• PROBLEM STATEMENT: Give the number of lines in the data that hold the string "label". Nothing else is needed.

(Records from a collection)
┏━━
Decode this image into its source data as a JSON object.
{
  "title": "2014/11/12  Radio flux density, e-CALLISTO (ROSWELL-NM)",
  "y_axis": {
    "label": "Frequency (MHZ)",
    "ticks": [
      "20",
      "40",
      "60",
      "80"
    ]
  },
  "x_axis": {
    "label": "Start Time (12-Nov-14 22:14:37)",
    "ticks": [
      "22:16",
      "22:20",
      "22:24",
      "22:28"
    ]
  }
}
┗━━
• WRITTEN SOLUTION: 2